Q: What projects are you most proud of?

Schockling: I have not been with the Water Utility long enough to complete my own design project but I am proud that within the first two weeks of employment, I was already given a design project for 2018. I currently have a handful assigned to me and I am almost finished with my first “cornfield" design, which consists of designs given to a private developer who wants to develop new land. 

Q: What challenges have you had on the job?

Schockling: Adjusting to the “real world” after college can be difficult. It’s important to put your best self and diligence into the work day, but a big part of having a job is balancing your “real life” with your 40-hours-a-week life. I find that work can exercise some of your passions, but it’s also necessary to find meaning in your life outside of a job.

Q: What excites you about the future of civil engineering?

Schockling: I think civil engineers are going to be the ones who really push for changes in our environmentally destructive behaviors. We are going to be the ones to build safer and more sustainable buildings, deliver clean water to people in the most energy-efficient way, and clean our waste products in a way that returns clean water to the environment. I am proud to be a part of this future and I am proud to work for a “company” (really the city) whose work delivers the thing that sustains life and lets people prosper!

Q: Is there any new technology, software, or programs students should learn about to have a competitive edge?

Schockling: AutoCAD/Civil3D and possibly MicroStation are crucial if you want to go into municipal work, which I highly recommend. Even if you do go to work for a city or a private company in the water delivery industry, journals such as those put out by the AWWA are a great way to stay ahead of new technology in the industry. It’s never too early to start reading academic or topical journals for your own knowledge.

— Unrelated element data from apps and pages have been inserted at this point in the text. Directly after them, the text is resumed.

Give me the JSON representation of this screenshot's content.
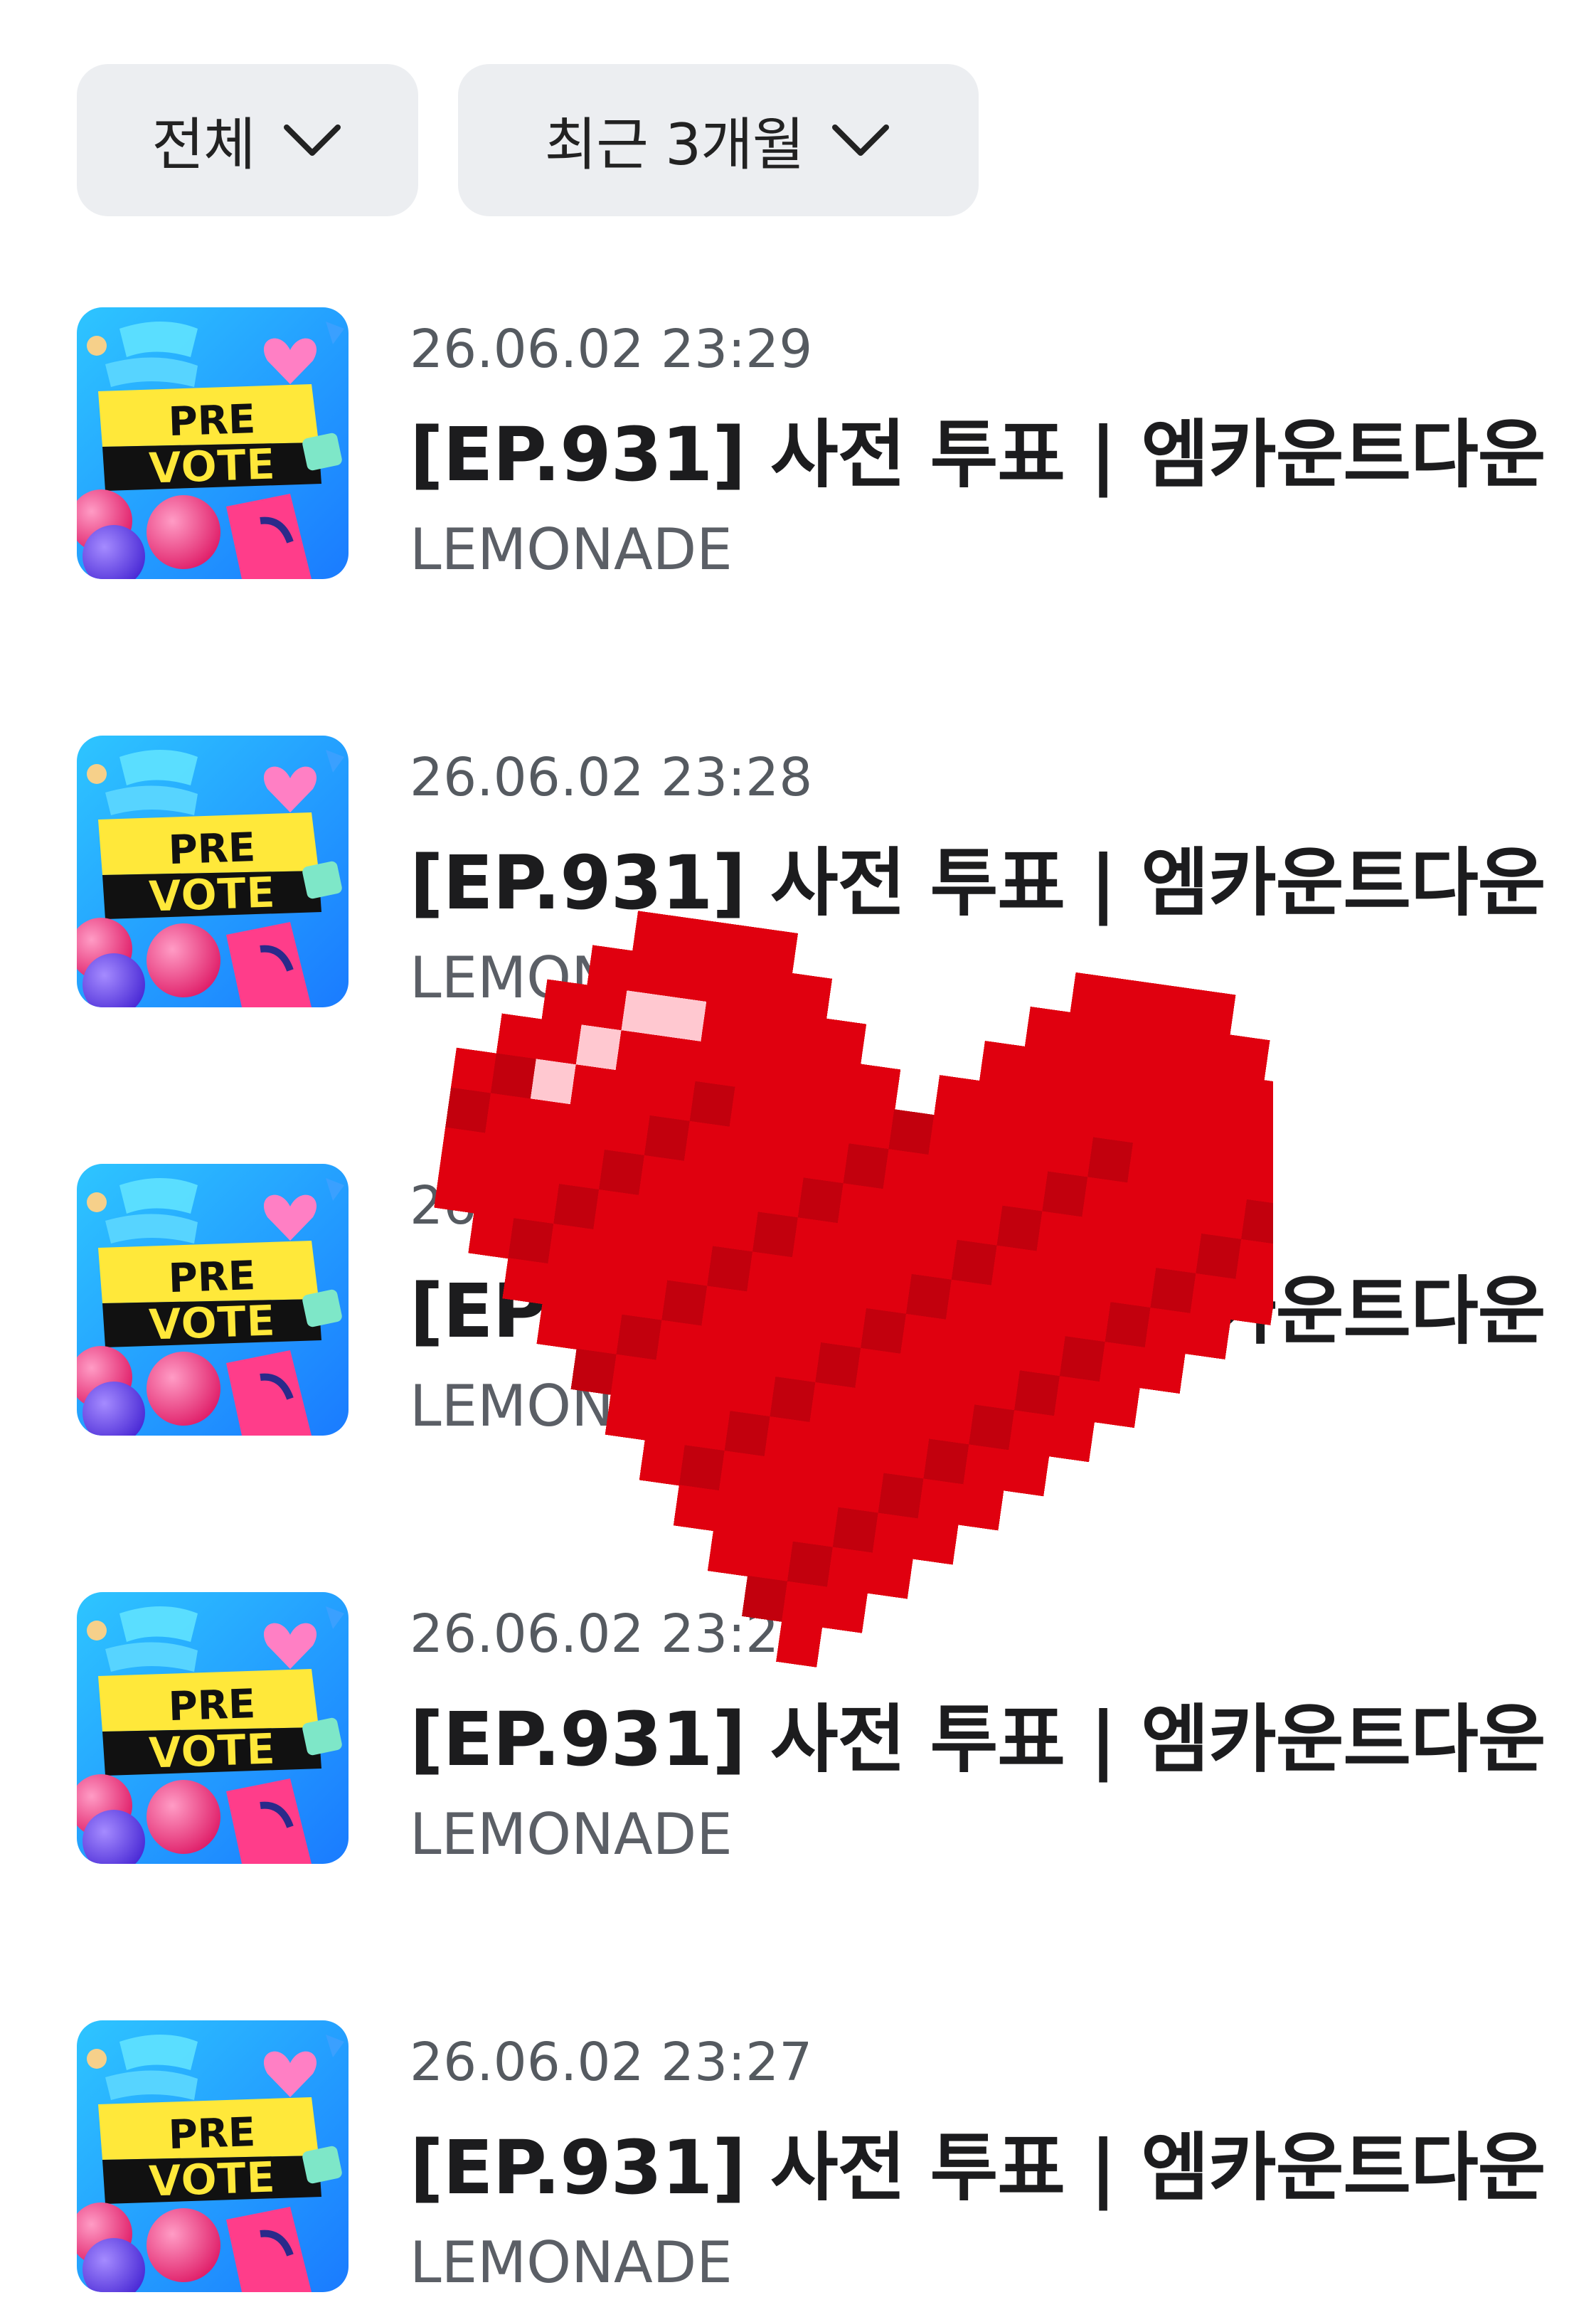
{
  "filters": {
    "category_label": "전체",
    "period_label": "최근 3개월"
  },
  "thumbnail": {
    "line1": "PRE",
    "line2": "VOTE"
  },
  "items": [
    {
      "date": "26.06.02 23:29",
      "title": "[EP.931] 사전 투표 | 엠카운트다운",
      "artist": "LEMONADE"
    },
    {
      "date": "26.06.02 23:28",
      "title": "[EP.931] 사전 투표 | 엠카운트다운",
      "artist": "LEMONADE"
    },
    {
      "date": "26.06.02 23:28",
      "title": "[EP.931] 사전 투표 | 엠카운트다운",
      "artist": "LEMONADE"
    },
    {
      "date": "26.06.02 23:27",
      "title": "[EP.931] 사전 투표 | 엠카운트다운",
      "artist": "LEMONADE"
    },
    {
      "date": "26.06.02 23:27",
      "title": "[EP.931] 사전 투표 | 엠카운트다운",
      "artist": "LEMONADE"
    }
  ],
  "overlay": {
    "icon": "pixel-heart-icon",
    "color": "#e0000f"
  },
  "colors": {
    "chip_bg": "#eceef1",
    "thumb_yellow": "#ffe83a",
    "thumb_pink": "#ff4f9a",
    "thumb_blue": "#33b4ff"
  }
}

Q: What advice would you give to students who will be graduating soon?

Schockling: My advice to those students who are about to embark into the real world is to stay checked in, even in your last semester. This may be the last time in a while that you are in a classroom with your friends. You probably think that after four grueling years at Notre Dame that you will never miss the classroom, but honestly, you just might. I miss learning and being in that communal learning environment. You may even decide to go to grad school! Take it all in, don’t miss one moment because your college life and career will be gone before you realize it.

Q: What advice do you wish you could give to your college self?

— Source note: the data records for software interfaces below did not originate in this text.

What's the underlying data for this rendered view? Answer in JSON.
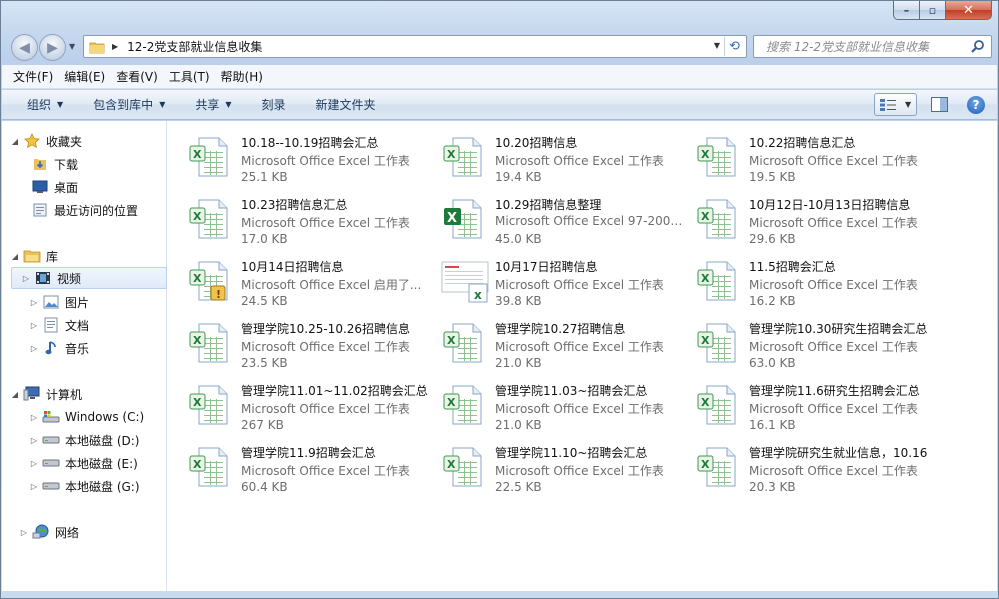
{
  "window": {
    "caption": {
      "minimize": "–",
      "maximize": "▫",
      "close": "✕"
    }
  },
  "address": {
    "path": "12-2党支部就业信息收集",
    "search_placeholder": "搜索 12-2党支部就业信息收集"
  },
  "menu": [
    "文件(F)",
    "编辑(E)",
    "查看(V)",
    "工具(T)",
    "帮助(H)"
  ],
  "commands": {
    "organize": "组织",
    "include_library": "包含到库中",
    "share": "共享",
    "burn": "刻录",
    "new_folder": "新建文件夹"
  },
  "sidebar": {
    "favorites": {
      "label": "收藏夹",
      "icon": "star-icon",
      "items": [
        {
          "label": "下载",
          "icon": "download-folder-icon"
        },
        {
          "label": "桌面",
          "icon": "desktop-icon"
        },
        {
          "label": "最近访问的位置",
          "icon": "recent-places-icon"
        }
      ]
    },
    "libraries": {
      "label": "库",
      "icon": "library-icon",
      "items": [
        {
          "label": "视频",
          "icon": "video-library-icon",
          "selected": true
        },
        {
          "label": "图片",
          "icon": "pictures-library-icon"
        },
        {
          "label": "文档",
          "icon": "documents-library-icon"
        },
        {
          "label": "音乐",
          "icon": "music-library-icon"
        }
      ]
    },
    "computer": {
      "label": "计算机",
      "icon": "computer-icon",
      "items": [
        {
          "label": "Windows  (C:)",
          "icon": "system-drive-icon"
        },
        {
          "label": "本地磁盘 (D:)",
          "icon": "drive-icon"
        },
        {
          "label": "本地磁盘 (E:)",
          "icon": "drive-icon"
        },
        {
          "label": "本地磁盘 (G:)",
          "icon": "drive-icon"
        }
      ]
    },
    "network": {
      "label": "网络",
      "icon": "network-icon"
    }
  },
  "files": [
    {
      "name": "10.18--10.19招聘会汇总",
      "type": "Microsoft Office Excel 工作表",
      "size": "25.1 KB",
      "icon": "excel-sheet-icon"
    },
    {
      "name": "10.20招聘信息",
      "type": "Microsoft Office Excel 工作表",
      "size": "19.4 KB",
      "icon": "excel-sheet-icon"
    },
    {
      "name": "10.22招聘信息汇总",
      "type": "Microsoft Office Excel 工作表",
      "size": "19.5 KB",
      "icon": "excel-sheet-icon"
    },
    {
      "name": "10.23招聘信息汇总",
      "type": "Microsoft Office Excel 工作表",
      "size": "17.0 KB",
      "icon": "excel-sheet-icon"
    },
    {
      "name": "10.29招聘信息整理",
      "type": "Microsoft Office Excel 97-2003...",
      "size": "45.0 KB",
      "icon": "excel-legacy-icon"
    },
    {
      "name": "10月12日-10月13日招聘信息",
      "type": "Microsoft Office Excel 工作表",
      "size": "29.6 KB",
      "icon": "excel-sheet-icon"
    },
    {
      "name": "10月14日招聘信息",
      "type": "Microsoft Office Excel 启用了...",
      "size": "24.5 KB",
      "icon": "excel-macro-icon"
    },
    {
      "name": "10月17日招聘信息",
      "type": "Microsoft Office Excel 工作表",
      "size": "39.8 KB",
      "icon": "excel-thumbnail-icon"
    },
    {
      "name": "11.5招聘会汇总",
      "type": "Microsoft Office Excel 工作表",
      "size": "16.2 KB",
      "icon": "excel-sheet-icon"
    },
    {
      "name": "管理学院10.25-10.26招聘信息",
      "type": "Microsoft Office Excel 工作表",
      "size": "23.5 KB",
      "icon": "excel-sheet-icon"
    },
    {
      "name": "管理学院10.27招聘信息",
      "type": "Microsoft Office Excel 工作表",
      "size": "21.0 KB",
      "icon": "excel-sheet-icon"
    },
    {
      "name": "管理学院10.30研究生招聘会汇总",
      "type": "Microsoft Office Excel 工作表",
      "size": "63.0 KB",
      "icon": "excel-sheet-icon"
    },
    {
      "name": "管理学院11.01~11.02招聘会汇总",
      "type": "Microsoft Office Excel 工作表",
      "size": "267 KB",
      "icon": "excel-sheet-icon"
    },
    {
      "name": "管理学院11.03~招聘会汇总",
      "type": "Microsoft Office Excel 工作表",
      "size": "21.0 KB",
      "icon": "excel-sheet-icon"
    },
    {
      "name": "管理学院11.6研究生招聘会汇总",
      "type": "Microsoft Office Excel 工作表",
      "size": "16.1 KB",
      "icon": "excel-sheet-icon"
    },
    {
      "name": "管理学院11.9招聘会汇总",
      "type": "Microsoft Office Excel 工作表",
      "size": "60.4 KB",
      "icon": "excel-sheet-icon"
    },
    {
      "name": "管理学院11.10~招聘会汇总",
      "type": "Microsoft Office Excel 工作表",
      "size": "22.5 KB",
      "icon": "excel-sheet-icon"
    },
    {
      "name": "管理学院研究生就业信息，10.16",
      "type": "Microsoft Office Excel 工作表",
      "size": "20.3 KB",
      "icon": "excel-sheet-icon"
    }
  ],
  "colors": {
    "accent": "#1e395b",
    "excel_green": "#1d7a3a",
    "selection": "#dfeaf9"
  }
}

Schockling: I wish my college self would have taken more opportunities to network with other engineering students and professors, both at Notre Dame and others (like at the ASCE conferences). It can be uncomfortable to put yourself out there for the sake of meeting and learning, but the more you do it early on, the easier it will get. You have many interviews ahead of you in life, so start early to get as much practice as possible. I also wish I knew more about the research going on at Notre Dame and at other universities…even if you do not go into academia or to grad school, that information is useful to have and if nothing else, it gives you interesting and relevant topics to talk to people in your industry about!

Q: How do you think Notre Dame has impacted your career trajectory?

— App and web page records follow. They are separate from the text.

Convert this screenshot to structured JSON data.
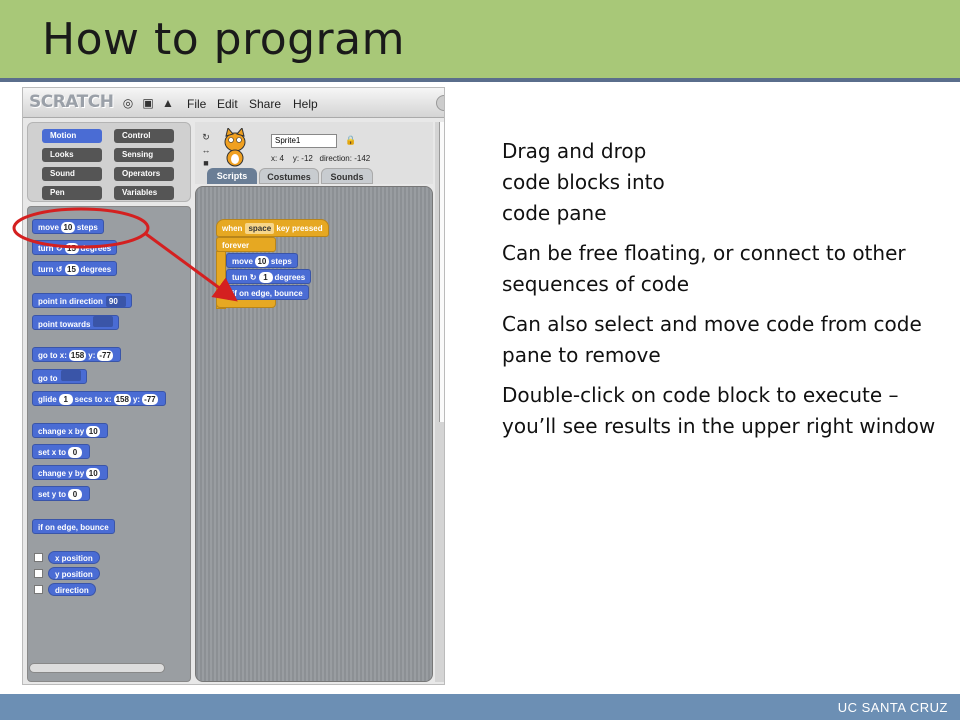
{
  "slide": {
    "title": "How to program",
    "footer": "UC SANTA CRUZ",
    "bullets": [
      "Drag and drop code blocks into code pane",
      "Can be free floating, or connect to other sequences of code",
      "Can also select and move code from code pane to remove",
      "Double-click on code block to execute – you’ll see results in the upper right window"
    ]
  },
  "scratch": {
    "logo": "SCRATCH",
    "menu": [
      "File",
      "Edit",
      "Share",
      "Help"
    ],
    "categories": [
      "Motion",
      "Control",
      "Looks",
      "Sensing",
      "Sound",
      "Operators",
      "Pen",
      "Variables"
    ],
    "palette": {
      "move": {
        "pre": "move",
        "val": "10",
        "post": "steps"
      },
      "turn_cw": {
        "pre": "turn",
        "glyph": "↻",
        "val": "15",
        "post": "degrees"
      },
      "turn_ccw": {
        "pre": "turn",
        "glyph": "↺",
        "val": "15",
        "post": "degrees"
      },
      "point_dir": {
        "pre": "point in direction",
        "val": "90"
      },
      "point_towards": {
        "pre": "point towards"
      },
      "goto_xy": {
        "pre": "go to x:",
        "x": "158",
        "ylabel": "y:",
        "y": "-77"
      },
      "goto": {
        "pre": "go to"
      },
      "glide": {
        "pre": "glide",
        "secs": "1",
        "mid": "secs to x:",
        "x": "158",
        "ylabel": "y:",
        "y": "-77"
      },
      "change_x": {
        "pre": "change x by",
        "val": "10"
      },
      "set_x": {
        "pre": "set x to",
        "val": "0"
      },
      "change_y": {
        "pre": "change y by",
        "val": "10"
      },
      "set_y": {
        "pre": "set y to",
        "val": "0"
      },
      "bounce": "if on edge, bounce",
      "x_position": "x position",
      "y_position": "y position",
      "direction": "direction"
    },
    "sprite": {
      "name": "Sprite1",
      "x_label": "x:",
      "x": "4",
      "y_label": "y:",
      "y": "-12",
      "dir_label": "direction:",
      "direction": "-142"
    },
    "tabs": [
      "Scripts",
      "Costumes",
      "Sounds"
    ],
    "script": {
      "hat": {
        "pre": "when",
        "key": "space",
        "post": "key pressed"
      },
      "forever": "forever",
      "move": {
        "pre": "move",
        "val": "10",
        "post": "steps"
      },
      "turn": {
        "pre": "turn",
        "glyph": "↻",
        "val": "1",
        "post": "degrees"
      },
      "bounce": "if on edge, bounce"
    }
  },
  "colors": {
    "title_bar": "#a8c878",
    "footer_bar": "#6c8fb4",
    "motion": "#4a6cd4",
    "control": "#e6a822",
    "annotation": "#d42020"
  }
}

Schockling: I definitely would not be where I am today without my Notre Dame education and connections. The internship with CH2MHill that I had one summer was directly due to my persistence and enthusiasm to talk to alumni that work there now. The Notre Dame engineering credentials on your resume will put people in awe and will definitely bring up a lot of random, or maybe lucky, encounters with others. Notre Dame instilled a passion in me that not many people can say about their alma maters! I am very proud and thankful for all the knowledge, experiences, and friends that I found at Notre Dame.

Amy Schockling is a 2015 graduate of the University of Notre Dame and is currently an engineer for the Madison Water Utility in Madison, Wisconsin. Previously, she served as an energy management intern for the City of South Bend, an environmental compliance intern for CH2M HILL, and in technical services for Epic.